> [EXERCISE OBJECTIVE]
Please reproduce the listing in its entirety, exactly as written, but without images.

> [AVAILABLE RECORDS]

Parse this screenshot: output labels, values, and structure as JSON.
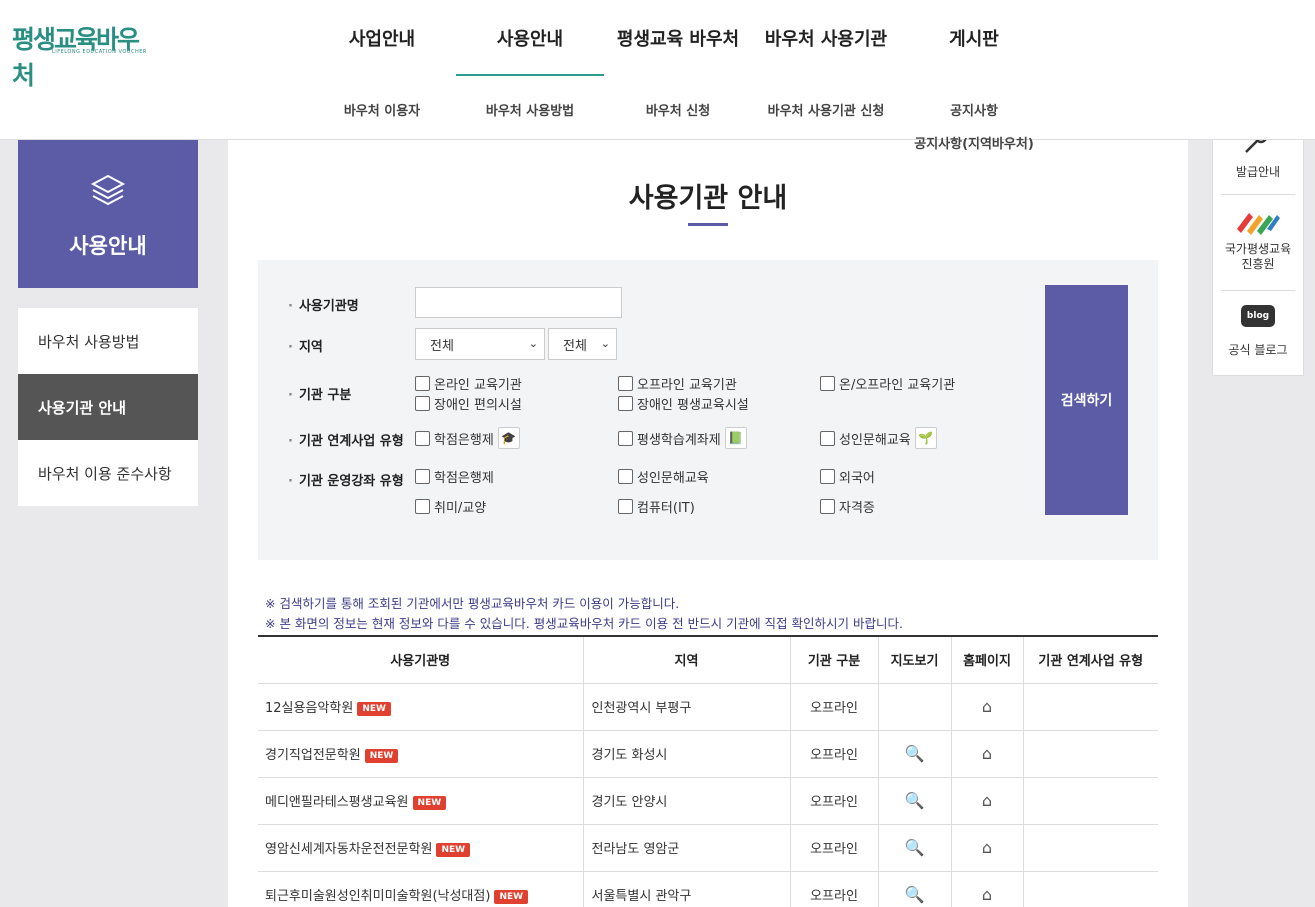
{
  "logo": {
    "title": "평생교육바우처",
    "subtitle": "LIFELONG EDUCATION VOUCHER"
  },
  "gnb": [
    "사업안내",
    "사용안내",
    "평생교육 바우처",
    "바우처 사용기관",
    "게시판"
  ],
  "sub_nav": {
    "col1": [
      "바우처 이용자"
    ],
    "col2": [
      "바우처 사용방법"
    ],
    "col3": [
      "바우처 신청"
    ],
    "col4": [
      "바우처 사용기관 신청"
    ],
    "col5": [
      "공지사항",
      "공지사항(지역바우처)"
    ]
  },
  "lnb": {
    "title": "사용안내",
    "items": [
      "바우처 사용방법",
      "사용기관 안내",
      "바우처 이용 준수사항"
    ]
  },
  "quick": [
    "발급안내",
    "국가평생교육\n진흥원",
    "공식 블로그"
  ],
  "quick_blog_badge": "blog",
  "page_title": "사용기관 안내",
  "search": {
    "label_name": "사용기관명",
    "label_region": "지역",
    "label_type": "기관 구분",
    "label_link": "기관 연계사업 유형",
    "label_course": "기관 운영강좌 유형",
    "region1": "전체",
    "region2": "전체",
    "types": [
      "온라인 교육기관",
      "오프라인 교육기관",
      "온/오프라인 교육기관",
      "장애인 편의시설",
      "장애인 평생교육시설"
    ],
    "links": [
      "학점은행제",
      "평생학습계좌제",
      "성인문해교육"
    ],
    "courses": [
      "학점은행제",
      "성인문해교육",
      "외국어",
      "취미/교양",
      "컴퓨터(IT)",
      "자격증"
    ],
    "button": "검색하기"
  },
  "notices": [
    "※ 검색하기를 통해 조회된 기관에서만 평생교육바우처 카드 이용이 가능합니다.",
    "※ 본 화면의 정보는 현재 정보와 다를 수 있습니다. 평생교육바우처 카드 이용 전 반드시 기관에 직접 확인하시기 바랍니다."
  ],
  "table": {
    "headers": [
      "사용기관명",
      "지역",
      "기관 구분",
      "지도보기",
      "홈페이지",
      "기관 연계사업 유형"
    ],
    "new_badge": "NEW",
    "rows": [
      {
        "name": "12실용음악학원",
        "region": "인천광역시 부평구",
        "type": "오프라인"
      },
      {
        "name": "경기직업전문학원",
        "region": "경기도 화성시",
        "type": "오프라인"
      },
      {
        "name": "메디앤필라테스평생교육원",
        "region": "경기도 안양시",
        "type": "오프라인"
      },
      {
        "name": "영암신세계자동차운전전문학원",
        "region": "전라남도 영암군",
        "type": "오프라인"
      },
      {
        "name": "퇴근후미술원성인취미미술학원(낙성대점)",
        "region": "서울특별시 관악구",
        "type": "오프라인"
      }
    ]
  },
  "colors": {
    "accent": "#5b5ba6",
    "teal": "#2a9d8f",
    "new": "#e0402f"
  }
}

> [RESULT OF THIS TASK]
Parse this screenshot: output labels, values, and structure as JSON.
{
  "logo": {
    "title": "평생교육바우처",
    "subtitle": "LIFELONG EDUCATION VOUCHER"
  },
  "gnb": [
    "사업안내",
    "사용안내",
    "평생교육 바우처",
    "바우처 사용기관",
    "게시판"
  ],
  "sub_nav": {
    "col1": [
      "바우처 이용자"
    ],
    "col2": [
      "바우처 사용방법"
    ],
    "col3": [
      "바우처 신청"
    ],
    "col4": [
      "바우처 사용기관 신청"
    ],
    "col5": [
      "공지사항",
      "공지사항(지역바우처)"
    ]
  },
  "lnb": {
    "title": "사용안내",
    "items": [
      "바우처 사용방법",
      "사용기관 안내",
      "바우처 이용 준수사항"
    ]
  },
  "quick": [
    "발급안내",
    "국가평생교육\n진흥원",
    "공식 블로그"
  ],
  "quick_blog_badge": "blog",
  "page_title": "사용기관 안내",
  "search": {
    "label_name": "사용기관명",
    "label_region": "지역",
    "label_type": "기관 구분",
    "label_link": "기관 연계사업 유형",
    "label_course": "기관 운영강좌 유형",
    "region1": "전체",
    "region2": "전체",
    "types": [
      "온라인 교육기관",
      "오프라인 교육기관",
      "온/오프라인 교육기관",
      "장애인 편의시설",
      "장애인 평생교육시설"
    ],
    "links": [
      "학점은행제",
      "평생학습계좌제",
      "성인문해교육"
    ],
    "courses": [
      "학점은행제",
      "성인문해교육",
      "외국어",
      "취미/교양",
      "컴퓨터(IT)",
      "자격증"
    ],
    "button": "검색하기"
  },
  "notices": [
    "※ 검색하기를 통해 조회된 기관에서만 평생교육바우처 카드 이용이 가능합니다.",
    "※ 본 화면의 정보는 현재 정보와 다를 수 있습니다. 평생교육바우처 카드 이용 전 반드시 기관에 직접 확인하시기 바랍니다."
  ],
  "table": {
    "headers": [
      "사용기관명",
      "지역",
      "기관 구분",
      "지도보기",
      "홈페이지",
      "기관 연계사업 유형"
    ],
    "new_badge": "NEW",
    "rows": [
      {
        "name": "12실용음악학원",
        "region": "인천광역시 부평구",
        "type": "오프라인"
      },
      {
        "name": "경기직업전문학원",
        "region": "경기도 화성시",
        "type": "오프라인"
      },
      {
        "name": "메디앤필라테스평생교육원",
        "region": "경기도 안양시",
        "type": "오프라인"
      },
      {
        "name": "영암신세계자동차운전전문학원",
        "region": "전라남도 영암군",
        "type": "오프라인"
      },
      {
        "name": "퇴근후미술원성인취미미술학원(낙성대점)",
        "region": "서울특별시 관악구",
        "type": "오프라인"
      }
    ]
  },
  "colors": {
    "accent": "#5b5ba6",
    "teal": "#2a9d8f",
    "new": "#e0402f"
  }
}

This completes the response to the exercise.